▶ **Exercise brief**:
Give the number of lines in the records below that contain the word "description". State only that number.

***** Records shown *****

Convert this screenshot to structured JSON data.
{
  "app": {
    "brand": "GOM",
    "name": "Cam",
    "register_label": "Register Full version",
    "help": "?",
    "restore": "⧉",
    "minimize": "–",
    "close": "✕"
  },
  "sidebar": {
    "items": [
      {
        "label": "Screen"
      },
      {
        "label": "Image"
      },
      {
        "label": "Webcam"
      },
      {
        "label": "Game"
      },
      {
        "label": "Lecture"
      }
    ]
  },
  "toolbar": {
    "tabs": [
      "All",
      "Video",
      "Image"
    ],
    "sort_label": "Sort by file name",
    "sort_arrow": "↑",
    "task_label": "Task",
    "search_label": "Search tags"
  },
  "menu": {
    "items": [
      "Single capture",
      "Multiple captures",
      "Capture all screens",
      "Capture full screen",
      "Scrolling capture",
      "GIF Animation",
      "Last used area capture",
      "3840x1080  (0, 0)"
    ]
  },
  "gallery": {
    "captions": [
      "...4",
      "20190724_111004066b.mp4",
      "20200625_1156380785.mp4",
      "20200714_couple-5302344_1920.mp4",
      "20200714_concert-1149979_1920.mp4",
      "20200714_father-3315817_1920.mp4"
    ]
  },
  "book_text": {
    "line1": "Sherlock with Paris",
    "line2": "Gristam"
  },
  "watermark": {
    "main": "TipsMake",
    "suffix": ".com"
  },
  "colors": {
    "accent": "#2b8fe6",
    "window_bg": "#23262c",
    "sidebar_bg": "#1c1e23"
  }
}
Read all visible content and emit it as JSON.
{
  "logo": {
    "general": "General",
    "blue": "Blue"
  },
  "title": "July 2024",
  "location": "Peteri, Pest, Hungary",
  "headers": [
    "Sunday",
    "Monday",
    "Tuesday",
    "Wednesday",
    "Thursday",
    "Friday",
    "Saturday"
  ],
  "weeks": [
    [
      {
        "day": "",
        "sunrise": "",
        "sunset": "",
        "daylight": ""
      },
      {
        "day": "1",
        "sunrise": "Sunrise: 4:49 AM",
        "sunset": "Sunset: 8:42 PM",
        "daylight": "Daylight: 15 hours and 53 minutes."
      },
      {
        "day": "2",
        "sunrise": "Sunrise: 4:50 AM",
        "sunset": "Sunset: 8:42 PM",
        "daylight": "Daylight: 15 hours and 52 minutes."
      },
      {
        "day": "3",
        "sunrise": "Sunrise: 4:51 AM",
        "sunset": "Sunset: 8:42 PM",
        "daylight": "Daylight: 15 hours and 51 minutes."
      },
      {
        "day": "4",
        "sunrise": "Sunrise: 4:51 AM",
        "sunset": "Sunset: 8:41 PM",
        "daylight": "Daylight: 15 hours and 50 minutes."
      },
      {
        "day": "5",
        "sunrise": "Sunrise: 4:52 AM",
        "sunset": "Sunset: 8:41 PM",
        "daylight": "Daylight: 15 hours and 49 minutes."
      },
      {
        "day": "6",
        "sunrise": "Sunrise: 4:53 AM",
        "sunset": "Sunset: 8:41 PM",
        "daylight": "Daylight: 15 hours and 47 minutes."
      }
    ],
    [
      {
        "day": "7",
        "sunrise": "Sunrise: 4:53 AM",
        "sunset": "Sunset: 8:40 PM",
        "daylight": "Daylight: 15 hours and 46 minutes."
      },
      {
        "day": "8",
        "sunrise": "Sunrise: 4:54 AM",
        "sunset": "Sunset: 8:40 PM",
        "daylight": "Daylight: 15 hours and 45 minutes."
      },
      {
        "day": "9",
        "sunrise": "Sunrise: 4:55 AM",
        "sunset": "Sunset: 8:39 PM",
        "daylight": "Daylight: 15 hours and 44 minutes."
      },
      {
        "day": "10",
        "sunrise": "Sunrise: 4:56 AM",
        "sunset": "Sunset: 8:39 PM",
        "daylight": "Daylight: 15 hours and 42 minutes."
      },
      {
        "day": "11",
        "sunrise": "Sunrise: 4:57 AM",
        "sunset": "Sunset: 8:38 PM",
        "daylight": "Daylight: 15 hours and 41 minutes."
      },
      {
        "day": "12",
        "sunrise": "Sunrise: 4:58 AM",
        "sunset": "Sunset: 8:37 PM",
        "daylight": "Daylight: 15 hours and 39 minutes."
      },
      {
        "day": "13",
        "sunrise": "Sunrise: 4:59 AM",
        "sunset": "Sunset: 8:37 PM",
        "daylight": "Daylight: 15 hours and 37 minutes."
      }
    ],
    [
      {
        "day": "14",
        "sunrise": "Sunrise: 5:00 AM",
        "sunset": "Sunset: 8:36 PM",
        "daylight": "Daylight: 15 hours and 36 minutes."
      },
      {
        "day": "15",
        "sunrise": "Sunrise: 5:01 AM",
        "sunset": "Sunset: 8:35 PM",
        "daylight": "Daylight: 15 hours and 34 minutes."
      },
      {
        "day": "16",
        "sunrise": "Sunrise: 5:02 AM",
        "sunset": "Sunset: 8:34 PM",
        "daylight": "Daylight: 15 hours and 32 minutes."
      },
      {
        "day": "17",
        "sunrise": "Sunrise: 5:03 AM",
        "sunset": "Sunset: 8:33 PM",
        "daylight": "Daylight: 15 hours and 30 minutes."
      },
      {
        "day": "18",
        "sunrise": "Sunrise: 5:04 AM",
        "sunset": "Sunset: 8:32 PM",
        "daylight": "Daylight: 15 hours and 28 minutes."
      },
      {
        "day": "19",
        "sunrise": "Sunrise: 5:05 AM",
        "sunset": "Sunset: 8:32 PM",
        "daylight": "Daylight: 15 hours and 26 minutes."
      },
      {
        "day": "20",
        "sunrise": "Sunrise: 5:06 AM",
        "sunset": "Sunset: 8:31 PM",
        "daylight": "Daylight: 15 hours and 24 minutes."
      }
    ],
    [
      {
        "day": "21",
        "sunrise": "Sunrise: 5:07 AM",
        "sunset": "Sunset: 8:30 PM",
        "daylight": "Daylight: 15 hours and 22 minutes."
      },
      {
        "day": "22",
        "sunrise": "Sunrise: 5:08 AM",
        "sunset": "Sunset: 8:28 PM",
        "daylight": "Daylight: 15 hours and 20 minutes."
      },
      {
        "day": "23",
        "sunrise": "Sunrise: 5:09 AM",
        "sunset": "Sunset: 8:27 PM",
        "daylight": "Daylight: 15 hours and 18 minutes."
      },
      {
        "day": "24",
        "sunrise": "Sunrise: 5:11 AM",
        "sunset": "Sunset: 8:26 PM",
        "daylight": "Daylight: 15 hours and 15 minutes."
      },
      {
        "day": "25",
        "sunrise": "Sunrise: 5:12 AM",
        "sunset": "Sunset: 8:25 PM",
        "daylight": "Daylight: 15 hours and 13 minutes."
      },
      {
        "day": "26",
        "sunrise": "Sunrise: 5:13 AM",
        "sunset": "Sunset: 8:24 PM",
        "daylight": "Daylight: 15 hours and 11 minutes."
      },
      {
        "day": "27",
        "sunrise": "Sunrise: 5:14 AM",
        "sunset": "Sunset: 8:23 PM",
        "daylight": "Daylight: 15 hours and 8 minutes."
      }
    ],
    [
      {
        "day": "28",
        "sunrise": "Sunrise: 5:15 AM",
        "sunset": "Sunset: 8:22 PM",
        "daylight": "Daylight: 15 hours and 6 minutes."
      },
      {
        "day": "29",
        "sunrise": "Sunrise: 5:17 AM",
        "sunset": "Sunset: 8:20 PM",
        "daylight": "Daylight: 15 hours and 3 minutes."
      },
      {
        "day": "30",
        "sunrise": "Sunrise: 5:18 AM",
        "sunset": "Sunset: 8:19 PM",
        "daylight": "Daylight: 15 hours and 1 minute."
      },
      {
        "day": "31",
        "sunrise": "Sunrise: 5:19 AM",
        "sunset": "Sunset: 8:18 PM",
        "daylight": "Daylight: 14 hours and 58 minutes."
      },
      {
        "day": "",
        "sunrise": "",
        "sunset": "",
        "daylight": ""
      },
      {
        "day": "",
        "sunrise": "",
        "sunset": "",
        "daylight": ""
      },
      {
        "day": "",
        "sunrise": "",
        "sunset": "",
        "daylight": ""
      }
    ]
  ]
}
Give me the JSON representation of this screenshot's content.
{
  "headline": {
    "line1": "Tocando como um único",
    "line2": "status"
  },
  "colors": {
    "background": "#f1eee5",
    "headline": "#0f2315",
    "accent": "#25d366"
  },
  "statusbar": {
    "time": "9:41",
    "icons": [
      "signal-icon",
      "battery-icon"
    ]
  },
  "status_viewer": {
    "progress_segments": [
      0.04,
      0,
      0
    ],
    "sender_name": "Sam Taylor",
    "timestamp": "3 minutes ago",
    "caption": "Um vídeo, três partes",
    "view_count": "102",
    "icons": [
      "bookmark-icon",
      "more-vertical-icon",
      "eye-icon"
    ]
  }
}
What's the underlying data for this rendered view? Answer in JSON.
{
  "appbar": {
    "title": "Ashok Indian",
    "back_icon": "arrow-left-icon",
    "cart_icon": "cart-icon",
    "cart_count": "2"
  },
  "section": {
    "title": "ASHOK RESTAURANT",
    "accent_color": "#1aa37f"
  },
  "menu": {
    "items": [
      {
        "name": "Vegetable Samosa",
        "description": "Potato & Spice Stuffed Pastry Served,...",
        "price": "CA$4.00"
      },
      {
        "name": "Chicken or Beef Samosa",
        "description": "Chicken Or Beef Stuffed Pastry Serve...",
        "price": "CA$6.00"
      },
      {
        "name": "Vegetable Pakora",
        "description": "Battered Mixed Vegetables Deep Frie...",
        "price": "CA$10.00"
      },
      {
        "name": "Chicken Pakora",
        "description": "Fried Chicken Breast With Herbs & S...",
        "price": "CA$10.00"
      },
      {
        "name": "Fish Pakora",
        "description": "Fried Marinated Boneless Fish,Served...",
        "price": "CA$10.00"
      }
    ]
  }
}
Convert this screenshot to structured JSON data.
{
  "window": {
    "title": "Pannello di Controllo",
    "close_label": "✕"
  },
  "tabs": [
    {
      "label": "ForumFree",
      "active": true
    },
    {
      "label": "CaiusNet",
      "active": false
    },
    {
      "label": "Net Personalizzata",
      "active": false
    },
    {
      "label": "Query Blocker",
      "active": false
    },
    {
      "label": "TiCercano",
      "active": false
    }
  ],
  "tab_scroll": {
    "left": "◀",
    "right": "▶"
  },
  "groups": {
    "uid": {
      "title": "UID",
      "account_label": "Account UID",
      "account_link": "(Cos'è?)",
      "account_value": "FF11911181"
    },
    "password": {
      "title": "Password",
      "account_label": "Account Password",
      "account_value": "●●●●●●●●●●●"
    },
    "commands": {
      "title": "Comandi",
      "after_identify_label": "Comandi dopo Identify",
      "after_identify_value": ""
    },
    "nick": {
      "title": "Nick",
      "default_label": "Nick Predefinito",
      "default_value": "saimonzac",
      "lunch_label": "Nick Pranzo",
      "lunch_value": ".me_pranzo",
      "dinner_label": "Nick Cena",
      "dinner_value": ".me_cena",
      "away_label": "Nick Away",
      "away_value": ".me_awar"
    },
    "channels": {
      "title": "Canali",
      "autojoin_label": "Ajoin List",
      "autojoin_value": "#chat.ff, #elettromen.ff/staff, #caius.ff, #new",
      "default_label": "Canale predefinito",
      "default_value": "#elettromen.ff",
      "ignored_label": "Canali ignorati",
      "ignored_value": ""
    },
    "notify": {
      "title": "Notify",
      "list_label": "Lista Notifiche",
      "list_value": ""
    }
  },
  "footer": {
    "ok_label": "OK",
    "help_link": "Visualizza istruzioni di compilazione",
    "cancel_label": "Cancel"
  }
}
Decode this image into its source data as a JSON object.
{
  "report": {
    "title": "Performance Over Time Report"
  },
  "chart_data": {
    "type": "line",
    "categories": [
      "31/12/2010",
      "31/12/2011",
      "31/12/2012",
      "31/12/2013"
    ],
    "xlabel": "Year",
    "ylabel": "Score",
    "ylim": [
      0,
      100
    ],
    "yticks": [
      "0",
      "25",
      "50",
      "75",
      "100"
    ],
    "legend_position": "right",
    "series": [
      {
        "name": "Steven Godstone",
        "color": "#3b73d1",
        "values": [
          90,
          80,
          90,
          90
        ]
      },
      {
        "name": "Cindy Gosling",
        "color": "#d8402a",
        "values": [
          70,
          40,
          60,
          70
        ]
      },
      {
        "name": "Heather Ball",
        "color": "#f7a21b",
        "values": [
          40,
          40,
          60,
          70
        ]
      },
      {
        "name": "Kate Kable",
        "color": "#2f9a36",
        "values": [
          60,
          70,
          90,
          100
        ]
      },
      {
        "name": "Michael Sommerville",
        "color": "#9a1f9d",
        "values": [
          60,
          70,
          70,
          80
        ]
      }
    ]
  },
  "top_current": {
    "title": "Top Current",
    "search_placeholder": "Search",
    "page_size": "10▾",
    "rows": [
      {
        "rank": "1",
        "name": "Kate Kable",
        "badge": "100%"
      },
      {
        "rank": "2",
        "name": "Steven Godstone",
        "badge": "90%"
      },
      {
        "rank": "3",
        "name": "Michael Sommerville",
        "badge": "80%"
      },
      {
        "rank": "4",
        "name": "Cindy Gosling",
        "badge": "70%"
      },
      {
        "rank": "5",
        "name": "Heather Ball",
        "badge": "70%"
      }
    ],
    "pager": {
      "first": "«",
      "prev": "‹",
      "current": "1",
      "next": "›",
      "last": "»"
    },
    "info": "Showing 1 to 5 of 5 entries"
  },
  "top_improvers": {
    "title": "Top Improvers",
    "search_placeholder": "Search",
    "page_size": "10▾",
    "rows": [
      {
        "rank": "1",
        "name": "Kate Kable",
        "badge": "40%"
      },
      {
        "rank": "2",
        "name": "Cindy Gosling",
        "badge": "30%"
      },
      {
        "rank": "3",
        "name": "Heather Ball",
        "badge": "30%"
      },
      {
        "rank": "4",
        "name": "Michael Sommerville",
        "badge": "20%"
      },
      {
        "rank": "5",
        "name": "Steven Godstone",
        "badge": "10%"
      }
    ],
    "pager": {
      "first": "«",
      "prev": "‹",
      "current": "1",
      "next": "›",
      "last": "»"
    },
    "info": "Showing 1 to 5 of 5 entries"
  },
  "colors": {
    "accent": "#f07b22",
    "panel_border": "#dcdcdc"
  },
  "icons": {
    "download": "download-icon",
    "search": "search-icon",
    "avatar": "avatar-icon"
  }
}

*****

▶ **Task result**:
5